WORK TASK ->
Reproduce all the data, character for character.

Dataset items

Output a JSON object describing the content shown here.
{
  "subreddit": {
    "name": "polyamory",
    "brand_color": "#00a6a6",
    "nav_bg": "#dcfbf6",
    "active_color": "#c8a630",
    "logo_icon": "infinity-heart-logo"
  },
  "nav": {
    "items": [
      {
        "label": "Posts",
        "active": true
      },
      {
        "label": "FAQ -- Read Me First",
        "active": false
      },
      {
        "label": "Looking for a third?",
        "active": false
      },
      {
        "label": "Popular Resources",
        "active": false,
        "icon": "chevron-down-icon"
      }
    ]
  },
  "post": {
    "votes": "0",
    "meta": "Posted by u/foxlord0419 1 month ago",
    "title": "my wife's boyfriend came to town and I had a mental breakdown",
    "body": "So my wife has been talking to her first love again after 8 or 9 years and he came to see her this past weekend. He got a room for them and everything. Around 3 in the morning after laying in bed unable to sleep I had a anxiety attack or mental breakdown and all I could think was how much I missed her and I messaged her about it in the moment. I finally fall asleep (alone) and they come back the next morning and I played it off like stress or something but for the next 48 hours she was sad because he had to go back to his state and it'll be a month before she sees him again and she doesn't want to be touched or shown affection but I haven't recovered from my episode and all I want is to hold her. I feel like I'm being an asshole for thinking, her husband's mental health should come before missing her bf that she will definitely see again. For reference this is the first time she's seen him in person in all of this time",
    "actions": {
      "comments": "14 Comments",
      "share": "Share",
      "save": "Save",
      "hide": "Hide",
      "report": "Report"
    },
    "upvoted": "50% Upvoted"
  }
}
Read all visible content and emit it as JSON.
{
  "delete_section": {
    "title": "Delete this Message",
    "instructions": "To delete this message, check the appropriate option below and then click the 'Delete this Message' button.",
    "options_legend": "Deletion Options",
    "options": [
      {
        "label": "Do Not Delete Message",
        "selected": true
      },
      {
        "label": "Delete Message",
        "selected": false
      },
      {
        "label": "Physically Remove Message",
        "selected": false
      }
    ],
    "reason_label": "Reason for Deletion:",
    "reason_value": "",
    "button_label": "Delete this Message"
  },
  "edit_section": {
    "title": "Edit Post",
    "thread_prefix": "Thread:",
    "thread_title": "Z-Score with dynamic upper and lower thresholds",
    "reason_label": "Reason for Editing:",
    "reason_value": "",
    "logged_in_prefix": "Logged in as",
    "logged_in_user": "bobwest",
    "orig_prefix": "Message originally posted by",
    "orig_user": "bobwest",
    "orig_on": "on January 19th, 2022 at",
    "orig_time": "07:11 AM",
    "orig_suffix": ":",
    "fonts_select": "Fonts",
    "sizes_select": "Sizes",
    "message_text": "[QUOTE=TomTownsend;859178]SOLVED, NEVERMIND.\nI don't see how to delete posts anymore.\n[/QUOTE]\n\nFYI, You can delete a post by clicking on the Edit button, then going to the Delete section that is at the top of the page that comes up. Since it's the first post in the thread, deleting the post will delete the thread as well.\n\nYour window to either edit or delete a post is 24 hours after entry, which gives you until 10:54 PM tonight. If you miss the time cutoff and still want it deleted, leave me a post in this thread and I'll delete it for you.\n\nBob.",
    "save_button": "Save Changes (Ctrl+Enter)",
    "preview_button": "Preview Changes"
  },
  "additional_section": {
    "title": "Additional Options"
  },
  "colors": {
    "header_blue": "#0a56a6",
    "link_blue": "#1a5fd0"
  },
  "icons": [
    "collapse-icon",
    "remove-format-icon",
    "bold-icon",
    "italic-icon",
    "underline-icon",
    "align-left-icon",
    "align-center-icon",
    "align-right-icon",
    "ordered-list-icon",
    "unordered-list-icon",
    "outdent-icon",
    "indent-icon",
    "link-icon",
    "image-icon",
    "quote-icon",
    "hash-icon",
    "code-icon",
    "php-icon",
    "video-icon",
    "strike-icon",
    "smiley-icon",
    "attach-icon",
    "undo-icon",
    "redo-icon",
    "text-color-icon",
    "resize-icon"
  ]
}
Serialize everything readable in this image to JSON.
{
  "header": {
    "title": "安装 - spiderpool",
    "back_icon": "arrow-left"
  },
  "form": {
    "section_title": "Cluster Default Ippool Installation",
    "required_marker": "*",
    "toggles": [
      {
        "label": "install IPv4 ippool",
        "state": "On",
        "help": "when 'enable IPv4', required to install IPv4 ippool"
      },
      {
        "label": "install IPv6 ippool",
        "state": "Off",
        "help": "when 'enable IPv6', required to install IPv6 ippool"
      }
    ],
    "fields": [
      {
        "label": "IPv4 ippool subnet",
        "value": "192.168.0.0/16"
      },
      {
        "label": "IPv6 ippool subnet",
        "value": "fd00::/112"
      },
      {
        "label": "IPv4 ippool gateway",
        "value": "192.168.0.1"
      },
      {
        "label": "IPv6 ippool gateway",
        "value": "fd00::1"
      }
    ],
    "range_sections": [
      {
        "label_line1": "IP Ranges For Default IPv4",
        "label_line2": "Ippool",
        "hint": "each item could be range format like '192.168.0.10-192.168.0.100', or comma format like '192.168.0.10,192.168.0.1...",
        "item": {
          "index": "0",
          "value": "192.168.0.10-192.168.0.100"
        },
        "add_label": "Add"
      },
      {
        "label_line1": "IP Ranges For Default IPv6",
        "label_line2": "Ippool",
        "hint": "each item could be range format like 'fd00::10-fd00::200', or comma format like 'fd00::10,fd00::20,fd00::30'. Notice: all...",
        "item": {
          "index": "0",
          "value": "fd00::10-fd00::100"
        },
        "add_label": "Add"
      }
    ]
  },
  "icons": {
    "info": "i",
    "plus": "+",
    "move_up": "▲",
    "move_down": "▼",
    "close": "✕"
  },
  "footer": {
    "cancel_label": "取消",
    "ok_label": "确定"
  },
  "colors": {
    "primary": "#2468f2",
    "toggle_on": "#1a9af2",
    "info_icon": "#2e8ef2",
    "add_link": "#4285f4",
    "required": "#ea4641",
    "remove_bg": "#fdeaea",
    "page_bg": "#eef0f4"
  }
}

RESULT OF THE TASK ->
Output a JSON object describing the content shown here.
{
  "subreddit": {
    "name": "polyamory",
    "brand_color": "#00a6a6",
    "nav_bg": "#dcfbf6",
    "active_color": "#c8a630",
    "logo_icon": "infinity-heart-logo"
  },
  "nav": {
    "items": [
      {
        "label": "Posts",
        "active": true
      },
      {
        "label": "FAQ -- Read Me First",
        "active": false
      },
      {
        "label": "Looking for a third?",
        "active": false
      },
      {
        "label": "Popular Resources",
        "active": false,
        "icon": "chevron-down-icon"
      }
    ]
  },
  "post": {
    "votes": "0",
    "meta": "Posted by u/foxlord0419 1 month ago",
    "title": "my wife's boyfriend came to town and I had a mental breakdown",
    "body": "So my wife has been talking to her first love again after 8 or 9 years and he came to see her this past weekend. He got a room for them and everything. Around 3 in the morning after laying in bed unable to sleep I had a anxiety attack or mental breakdown and all I could think was how much I missed her and I messaged her about it in the moment. I finally fall asleep (alone) and they come back the next morning and I played it off like stress or something but for the next 48 hours she was sad because he had to go back to his state and it'll be a month before she sees him again and she doesn't want to be touched or shown affection but I haven't recovered from my episode and all I want is to hold her. I feel like I'm being an asshole for thinking, her husband's mental health should come before missing her bf that she will definitely see again. For reference this is the first time she's seen him in person in all of this time",
    "actions": {
      "comments": "14 Comments",
      "share": "Share",
      "save": "Save",
      "hide": "Hide",
      "report": "Report"
    },
    "upvoted": "50% Upvoted"
  }
}
Read all visible content and emit it as JSON.
{
  "delete_section": {
    "title": "Delete this Message",
    "instructions": "To delete this message, check the appropriate option below and then click the 'Delete this Message' button.",
    "options_legend": "Deletion Options",
    "options": [
      {
        "label": "Do Not Delete Message",
        "selected": true
      },
      {
        "label": "Delete Message",
        "selected": false
      },
      {
        "label": "Physically Remove Message",
        "selected": false
      }
    ],
    "reason_label": "Reason for Deletion:",
    "reason_value": "",
    "button_label": "Delete this Message"
  },
  "edit_section": {
    "title": "Edit Post",
    "thread_prefix": "Thread:",
    "thread_title": "Z-Score with dynamic upper and lower thresholds",
    "reason_label": "Reason for Editing:",
    "reason_value": "",
    "logged_in_prefix": "Logged in as",
    "logged_in_user": "bobwest",
    "orig_prefix": "Message originally posted by",
    "orig_user": "bobwest",
    "orig_on": "on January 19th, 2022 at",
    "orig_time": "07:11 AM",
    "orig_suffix": ":",
    "fonts_select": "Fonts",
    "sizes_select": "Sizes",
    "message_text": "[QUOTE=TomTownsend;859178]SOLVED, NEVERMIND.\nI don't see how to delete posts anymore.\n[/QUOTE]\n\nFYI, You can delete a post by clicking on the Edit button, then going to the Delete section that is at the top of the page that comes up. Since it's the first post in the thread, deleting the post will delete the thread as well.\n\nYour window to either edit or delete a post is 24 hours after entry, which gives you until 10:54 PM tonight. If you miss the time cutoff and still want it deleted, leave me a post in this thread and I'll delete it for you.\n\nBob.",
    "save_button": "Save Changes (Ctrl+Enter)",
    "preview_button": "Preview Changes"
  },
  "additional_section": {
    "title": "Additional Options"
  },
  "colors": {
    "header_blue": "#0a56a6",
    "link_blue": "#1a5fd0"
  },
  "icons": [
    "collapse-icon",
    "remove-format-icon",
    "bold-icon",
    "italic-icon",
    "underline-icon",
    "align-left-icon",
    "align-center-icon",
    "align-right-icon",
    "ordered-list-icon",
    "unordered-list-icon",
    "outdent-icon",
    "indent-icon",
    "link-icon",
    "image-icon",
    "quote-icon",
    "hash-icon",
    "code-icon",
    "php-icon",
    "video-icon",
    "strike-icon",
    "smiley-icon",
    "attach-icon",
    "undo-icon",
    "redo-icon",
    "text-color-icon",
    "resize-icon"
  ]
}
Serialize everything readable in this image to JSON.
{
  "header": {
    "title": "安装 - spiderpool",
    "back_icon": "arrow-left"
  },
  "form": {
    "section_title": "Cluster Default Ippool Installation",
    "required_marker": "*",
    "toggles": [
      {
        "label": "install IPv4 ippool",
        "state": "On",
        "help": "when 'enable IPv4', required to install IPv4 ippool"
      },
      {
        "label": "install IPv6 ippool",
        "state": "Off",
        "help": "when 'enable IPv6', required to install IPv6 ippool"
      }
    ],
    "fields": [
      {
        "label": "IPv4 ippool subnet",
        "value": "192.168.0.0/16"
      },
      {
        "label": "IPv6 ippool subnet",
        "value": "fd00::/112"
      },
      {
        "label": "IPv4 ippool gateway",
        "value": "192.168.0.1"
      },
      {
        "label": "IPv6 ippool gateway",
        "value": "fd00::1"
      }
    ],
    "range_sections": [
      {
        "label_line1": "IP Ranges For Default IPv4",
        "label_line2": "Ippool",
        "hint": "each item could be range format like '192.168.0.10-192.168.0.100', or comma format like '192.168.0.10,192.168.0.1...",
        "item": {
          "index": "0",
          "value": "192.168.0.10-192.168.0.100"
        },
        "add_label": "Add"
      },
      {
        "label_line1": "IP Ranges For Default IPv6",
        "label_line2": "Ippool",
        "hint": "each item could be range format like 'fd00::10-fd00::200', or comma format like 'fd00::10,fd00::20,fd00::30'. Notice: all...",
        "item": {
          "index": "0",
          "value": "fd00::10-fd00::100"
        },
        "add_label": "Add"
      }
    ]
  },
  "icons": {
    "info": "i",
    "plus": "+",
    "move_up": "▲",
    "move_down": "▼",
    "close": "✕"
  },
  "footer": {
    "cancel_label": "取消",
    "ok_label": "确定"
  },
  "colors": {
    "primary": "#2468f2",
    "toggle_on": "#1a9af2",
    "info_icon": "#2e8ef2",
    "add_link": "#4285f4",
    "required": "#ea4641",
    "remove_bg": "#fdeaea",
    "page_bg": "#eef0f4"
  }
}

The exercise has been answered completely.